Graduate Mentoring Seminar- Dr. Dane Taylor
Mathematics of Multilayer Networks for Data Science and Complex Systems
5:00PM, Tue Feb 19 2019, 250 Mathematics Building
Networks are a natural representation for datasets arising in biology (neuroscience, microbiomes and genetics), social systems (reality mining, politics and online social networks) and critical infrastructures (internet, power grid, and transportation system). Due in part to the diversity of applications, there remains a significant gap between the popular heuristics that are widely used for these systems and the development of rigorous techniques grounded on first principles in mathematics and statistics. I will describe my analyses of multilayer networks in which different layers encode different types of edges, such as complementary datatypes or a network at different instances in time. This research involves a variety of techniques (e.g., linear algebra, perturbation theory, random matrix theory, and computational topology/geometry) and is both applied and theoretical. For example, I will discuss the ranking of U.S. Mathematics Departments using data from the Mathematics Genealogy Project as well as describe the information-theoretic limitations on the detectability of communities in networks. I will focus on situations in which applied mathematics can have significant impact in network science as well as describe situations where the applications are demanding new mathematical methods.
Colloquium- Dr. Steven Mackey, Western Michigan University
"Inverse Problems for Matrix Polynomials and Rational Matrices"
4:00PM, Thu Mar 7 2019, 250 Mathematics bldg.
Matrix polynomials arise in a variety of application areas,
including the vibration analysis of mechanical structures, optimal control,
and linear systems theory.

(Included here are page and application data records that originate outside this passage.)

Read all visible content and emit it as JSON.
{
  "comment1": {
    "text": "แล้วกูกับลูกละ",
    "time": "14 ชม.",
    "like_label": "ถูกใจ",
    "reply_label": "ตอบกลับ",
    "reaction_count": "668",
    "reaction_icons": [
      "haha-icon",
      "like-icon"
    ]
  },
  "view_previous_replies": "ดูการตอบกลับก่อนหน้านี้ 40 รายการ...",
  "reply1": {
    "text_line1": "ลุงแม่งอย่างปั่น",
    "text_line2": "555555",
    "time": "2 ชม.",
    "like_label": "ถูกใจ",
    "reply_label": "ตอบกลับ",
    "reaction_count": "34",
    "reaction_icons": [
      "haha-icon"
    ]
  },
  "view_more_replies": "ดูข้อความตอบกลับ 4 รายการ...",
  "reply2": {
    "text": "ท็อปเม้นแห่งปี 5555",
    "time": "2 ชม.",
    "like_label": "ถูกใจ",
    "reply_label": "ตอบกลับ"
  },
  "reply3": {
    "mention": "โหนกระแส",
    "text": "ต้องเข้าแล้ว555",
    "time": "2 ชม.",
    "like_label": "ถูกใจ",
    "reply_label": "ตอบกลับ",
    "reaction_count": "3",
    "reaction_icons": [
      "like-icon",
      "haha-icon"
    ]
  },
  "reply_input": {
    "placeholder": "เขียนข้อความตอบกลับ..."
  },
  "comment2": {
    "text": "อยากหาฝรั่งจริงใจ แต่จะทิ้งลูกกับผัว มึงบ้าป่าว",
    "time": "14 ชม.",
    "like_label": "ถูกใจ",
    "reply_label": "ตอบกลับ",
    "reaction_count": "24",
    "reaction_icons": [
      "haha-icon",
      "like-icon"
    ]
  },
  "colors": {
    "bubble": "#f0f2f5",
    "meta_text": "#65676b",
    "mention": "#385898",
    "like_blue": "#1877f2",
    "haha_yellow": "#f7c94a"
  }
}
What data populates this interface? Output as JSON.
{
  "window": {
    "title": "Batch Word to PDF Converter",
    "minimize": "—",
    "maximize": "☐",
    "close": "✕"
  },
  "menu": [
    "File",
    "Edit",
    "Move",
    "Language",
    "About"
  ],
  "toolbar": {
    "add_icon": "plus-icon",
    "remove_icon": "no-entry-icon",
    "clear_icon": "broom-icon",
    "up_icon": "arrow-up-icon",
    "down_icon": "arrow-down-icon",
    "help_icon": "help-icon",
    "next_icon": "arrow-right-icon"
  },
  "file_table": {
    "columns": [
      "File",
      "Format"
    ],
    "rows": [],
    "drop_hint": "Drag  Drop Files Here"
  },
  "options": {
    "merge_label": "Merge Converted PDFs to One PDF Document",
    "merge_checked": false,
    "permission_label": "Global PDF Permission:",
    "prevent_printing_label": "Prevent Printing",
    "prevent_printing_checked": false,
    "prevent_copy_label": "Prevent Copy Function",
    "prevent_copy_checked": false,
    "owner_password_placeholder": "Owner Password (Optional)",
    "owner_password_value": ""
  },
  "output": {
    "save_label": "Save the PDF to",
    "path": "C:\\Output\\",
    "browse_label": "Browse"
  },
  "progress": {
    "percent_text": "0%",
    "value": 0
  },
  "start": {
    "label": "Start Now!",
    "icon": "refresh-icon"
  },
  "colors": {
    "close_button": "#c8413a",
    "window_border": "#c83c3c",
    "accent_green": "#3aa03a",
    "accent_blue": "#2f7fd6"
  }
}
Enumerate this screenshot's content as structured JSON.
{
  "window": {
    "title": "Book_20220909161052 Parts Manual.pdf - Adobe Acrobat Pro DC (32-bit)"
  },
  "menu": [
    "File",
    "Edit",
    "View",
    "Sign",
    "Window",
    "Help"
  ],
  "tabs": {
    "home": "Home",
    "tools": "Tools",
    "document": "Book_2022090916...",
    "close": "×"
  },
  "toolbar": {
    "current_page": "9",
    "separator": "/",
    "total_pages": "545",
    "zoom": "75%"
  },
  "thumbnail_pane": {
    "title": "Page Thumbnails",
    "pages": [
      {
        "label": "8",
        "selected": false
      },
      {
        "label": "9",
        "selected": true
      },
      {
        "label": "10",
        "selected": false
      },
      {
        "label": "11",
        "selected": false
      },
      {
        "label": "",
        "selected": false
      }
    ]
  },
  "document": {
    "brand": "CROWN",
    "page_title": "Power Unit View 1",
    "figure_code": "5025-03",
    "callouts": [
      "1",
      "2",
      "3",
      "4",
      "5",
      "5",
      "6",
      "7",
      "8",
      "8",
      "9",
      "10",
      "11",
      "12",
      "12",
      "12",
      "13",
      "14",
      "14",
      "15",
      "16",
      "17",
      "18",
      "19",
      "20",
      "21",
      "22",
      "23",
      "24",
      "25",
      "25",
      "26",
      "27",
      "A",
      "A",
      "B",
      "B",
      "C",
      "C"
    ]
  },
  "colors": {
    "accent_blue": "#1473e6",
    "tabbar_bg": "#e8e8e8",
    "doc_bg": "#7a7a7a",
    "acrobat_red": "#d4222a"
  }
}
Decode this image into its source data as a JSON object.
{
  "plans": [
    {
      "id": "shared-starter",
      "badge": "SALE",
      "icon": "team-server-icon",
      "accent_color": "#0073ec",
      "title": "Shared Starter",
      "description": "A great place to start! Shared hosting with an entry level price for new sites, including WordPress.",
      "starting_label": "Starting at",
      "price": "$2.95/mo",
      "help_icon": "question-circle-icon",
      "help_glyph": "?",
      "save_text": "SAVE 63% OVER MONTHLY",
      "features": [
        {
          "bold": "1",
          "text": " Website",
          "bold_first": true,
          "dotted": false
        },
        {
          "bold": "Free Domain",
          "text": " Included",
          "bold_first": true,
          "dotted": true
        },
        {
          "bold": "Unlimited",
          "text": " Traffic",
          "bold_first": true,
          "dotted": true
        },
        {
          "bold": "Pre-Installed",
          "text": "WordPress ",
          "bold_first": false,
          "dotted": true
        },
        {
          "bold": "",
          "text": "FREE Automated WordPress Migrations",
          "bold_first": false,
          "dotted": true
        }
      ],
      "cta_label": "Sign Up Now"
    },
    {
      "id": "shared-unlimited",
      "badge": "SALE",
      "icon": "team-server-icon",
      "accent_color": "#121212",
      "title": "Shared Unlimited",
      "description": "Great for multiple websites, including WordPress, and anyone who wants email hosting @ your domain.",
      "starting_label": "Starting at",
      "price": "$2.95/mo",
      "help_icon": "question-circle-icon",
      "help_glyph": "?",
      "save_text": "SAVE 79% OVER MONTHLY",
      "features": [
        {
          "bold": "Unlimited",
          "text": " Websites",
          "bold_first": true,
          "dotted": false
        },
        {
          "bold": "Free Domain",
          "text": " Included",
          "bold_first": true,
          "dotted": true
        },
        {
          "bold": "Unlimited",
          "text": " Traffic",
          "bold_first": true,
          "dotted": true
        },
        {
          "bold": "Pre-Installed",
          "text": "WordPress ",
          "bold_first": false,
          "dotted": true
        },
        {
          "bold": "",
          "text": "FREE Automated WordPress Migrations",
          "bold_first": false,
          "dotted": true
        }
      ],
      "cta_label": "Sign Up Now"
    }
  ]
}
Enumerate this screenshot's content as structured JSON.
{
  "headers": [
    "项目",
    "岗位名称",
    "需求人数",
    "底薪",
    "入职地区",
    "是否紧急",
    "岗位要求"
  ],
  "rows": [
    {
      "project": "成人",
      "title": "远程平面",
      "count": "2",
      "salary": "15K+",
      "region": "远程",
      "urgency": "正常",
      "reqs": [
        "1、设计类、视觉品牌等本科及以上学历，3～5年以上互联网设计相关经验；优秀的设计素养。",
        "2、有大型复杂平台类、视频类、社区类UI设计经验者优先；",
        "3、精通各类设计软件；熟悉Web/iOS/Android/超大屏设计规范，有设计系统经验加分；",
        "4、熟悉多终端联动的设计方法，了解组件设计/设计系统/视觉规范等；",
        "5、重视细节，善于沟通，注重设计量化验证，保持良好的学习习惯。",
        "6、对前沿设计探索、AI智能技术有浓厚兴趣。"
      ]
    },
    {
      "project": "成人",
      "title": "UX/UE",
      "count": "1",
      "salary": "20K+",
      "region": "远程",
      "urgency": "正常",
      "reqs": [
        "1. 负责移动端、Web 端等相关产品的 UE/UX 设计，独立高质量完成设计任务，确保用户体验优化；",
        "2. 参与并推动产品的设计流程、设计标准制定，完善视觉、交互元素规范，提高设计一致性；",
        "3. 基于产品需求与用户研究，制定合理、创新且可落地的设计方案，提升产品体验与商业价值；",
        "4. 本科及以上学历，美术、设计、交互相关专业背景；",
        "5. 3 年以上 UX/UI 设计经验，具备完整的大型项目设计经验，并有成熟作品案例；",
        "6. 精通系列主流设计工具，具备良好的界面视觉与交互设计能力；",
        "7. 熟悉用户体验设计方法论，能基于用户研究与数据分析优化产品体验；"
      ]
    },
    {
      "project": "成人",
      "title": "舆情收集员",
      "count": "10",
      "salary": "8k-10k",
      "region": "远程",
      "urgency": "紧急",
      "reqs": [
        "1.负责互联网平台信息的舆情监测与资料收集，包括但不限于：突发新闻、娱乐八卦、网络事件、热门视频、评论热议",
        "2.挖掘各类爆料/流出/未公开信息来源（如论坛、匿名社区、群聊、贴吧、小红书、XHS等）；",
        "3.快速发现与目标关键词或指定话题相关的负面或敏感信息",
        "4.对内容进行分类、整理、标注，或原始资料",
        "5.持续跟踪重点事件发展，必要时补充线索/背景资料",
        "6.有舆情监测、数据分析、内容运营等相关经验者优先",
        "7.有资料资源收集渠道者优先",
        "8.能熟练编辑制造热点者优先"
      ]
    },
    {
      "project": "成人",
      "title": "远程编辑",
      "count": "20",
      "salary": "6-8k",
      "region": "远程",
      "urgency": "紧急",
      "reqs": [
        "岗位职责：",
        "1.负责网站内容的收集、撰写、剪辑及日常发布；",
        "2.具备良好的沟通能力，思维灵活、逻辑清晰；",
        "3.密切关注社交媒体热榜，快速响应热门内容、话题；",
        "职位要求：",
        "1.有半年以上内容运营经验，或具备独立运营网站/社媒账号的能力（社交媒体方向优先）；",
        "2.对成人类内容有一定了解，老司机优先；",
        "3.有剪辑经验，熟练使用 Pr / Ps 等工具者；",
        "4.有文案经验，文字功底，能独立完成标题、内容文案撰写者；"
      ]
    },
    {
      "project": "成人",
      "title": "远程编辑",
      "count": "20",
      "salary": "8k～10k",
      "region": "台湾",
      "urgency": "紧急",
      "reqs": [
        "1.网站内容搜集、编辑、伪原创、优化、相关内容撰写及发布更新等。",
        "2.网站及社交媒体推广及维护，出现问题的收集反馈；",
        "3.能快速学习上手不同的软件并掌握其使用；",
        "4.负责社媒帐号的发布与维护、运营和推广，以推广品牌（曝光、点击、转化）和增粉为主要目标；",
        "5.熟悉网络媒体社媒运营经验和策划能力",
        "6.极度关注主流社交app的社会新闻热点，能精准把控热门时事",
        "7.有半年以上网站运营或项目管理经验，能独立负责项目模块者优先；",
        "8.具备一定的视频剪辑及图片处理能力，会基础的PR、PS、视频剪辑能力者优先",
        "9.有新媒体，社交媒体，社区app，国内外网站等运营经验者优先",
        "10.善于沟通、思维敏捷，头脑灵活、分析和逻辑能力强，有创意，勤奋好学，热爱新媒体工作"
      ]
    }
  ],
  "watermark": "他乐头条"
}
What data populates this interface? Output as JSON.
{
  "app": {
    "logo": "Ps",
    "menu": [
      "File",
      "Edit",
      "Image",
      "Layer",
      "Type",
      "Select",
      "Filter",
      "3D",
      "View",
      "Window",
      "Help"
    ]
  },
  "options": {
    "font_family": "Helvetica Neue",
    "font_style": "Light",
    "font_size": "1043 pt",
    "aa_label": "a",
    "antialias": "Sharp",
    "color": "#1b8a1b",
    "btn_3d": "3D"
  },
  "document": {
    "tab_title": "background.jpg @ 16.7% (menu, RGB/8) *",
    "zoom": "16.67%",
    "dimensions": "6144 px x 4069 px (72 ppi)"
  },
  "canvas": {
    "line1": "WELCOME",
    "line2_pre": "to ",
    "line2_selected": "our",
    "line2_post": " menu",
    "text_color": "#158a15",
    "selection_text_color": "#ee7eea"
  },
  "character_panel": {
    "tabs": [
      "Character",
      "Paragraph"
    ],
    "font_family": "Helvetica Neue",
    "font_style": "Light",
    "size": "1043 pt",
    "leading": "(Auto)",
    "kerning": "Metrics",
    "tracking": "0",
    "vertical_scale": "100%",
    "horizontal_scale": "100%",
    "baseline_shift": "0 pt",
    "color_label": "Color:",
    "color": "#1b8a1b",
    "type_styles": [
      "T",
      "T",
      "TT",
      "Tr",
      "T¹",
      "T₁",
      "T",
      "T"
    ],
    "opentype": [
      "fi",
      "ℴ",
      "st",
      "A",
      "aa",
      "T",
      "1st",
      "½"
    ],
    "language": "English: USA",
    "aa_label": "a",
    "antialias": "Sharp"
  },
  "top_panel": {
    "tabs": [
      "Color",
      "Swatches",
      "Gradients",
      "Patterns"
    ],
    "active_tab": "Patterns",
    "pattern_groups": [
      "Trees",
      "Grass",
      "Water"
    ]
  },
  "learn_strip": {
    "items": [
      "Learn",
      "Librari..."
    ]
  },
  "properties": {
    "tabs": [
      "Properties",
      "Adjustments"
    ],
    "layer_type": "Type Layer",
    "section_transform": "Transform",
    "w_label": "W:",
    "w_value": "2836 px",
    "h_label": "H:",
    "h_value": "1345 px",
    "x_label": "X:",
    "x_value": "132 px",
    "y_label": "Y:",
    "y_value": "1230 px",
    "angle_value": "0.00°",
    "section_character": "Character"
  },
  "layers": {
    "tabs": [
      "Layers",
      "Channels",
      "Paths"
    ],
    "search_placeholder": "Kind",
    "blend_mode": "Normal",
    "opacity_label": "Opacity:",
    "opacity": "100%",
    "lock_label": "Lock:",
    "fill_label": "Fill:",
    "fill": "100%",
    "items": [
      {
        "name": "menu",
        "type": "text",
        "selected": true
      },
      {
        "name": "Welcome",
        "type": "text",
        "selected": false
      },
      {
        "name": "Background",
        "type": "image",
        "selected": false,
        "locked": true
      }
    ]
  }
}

The key structural data of a matrix polynomial
in many such applications are its eigenvalues and elementary divisors (both
finite and infinite), together with its left and right minimal indices. A
fundamental inverse problem for matrix polynomials, then, is to characterize
the combinations of structural data that are realizable by some matrix polynomial.
And when a list of structural data is realizable in principle, is it possible to simply
construct a realization in such a way that the given structural data is transparently
visible, in a manner analogous to the Jordan canonical form for matrices, or the
Kronecker canonical form for matrix pencils? In this talk we discuss recent work
on these questions, and as time permits the analogous questions for rational
Levi Sledd (Vanderbilt)
4:00PM, Fri Mar 8 2019, Math 122
Ruth Charney (Brandeis)
4:00PM, Fri Apr 19 2019, Math 122
Catherine Pfaff (Queen's University)
4:00PM, Fri May 3 2019, Math 122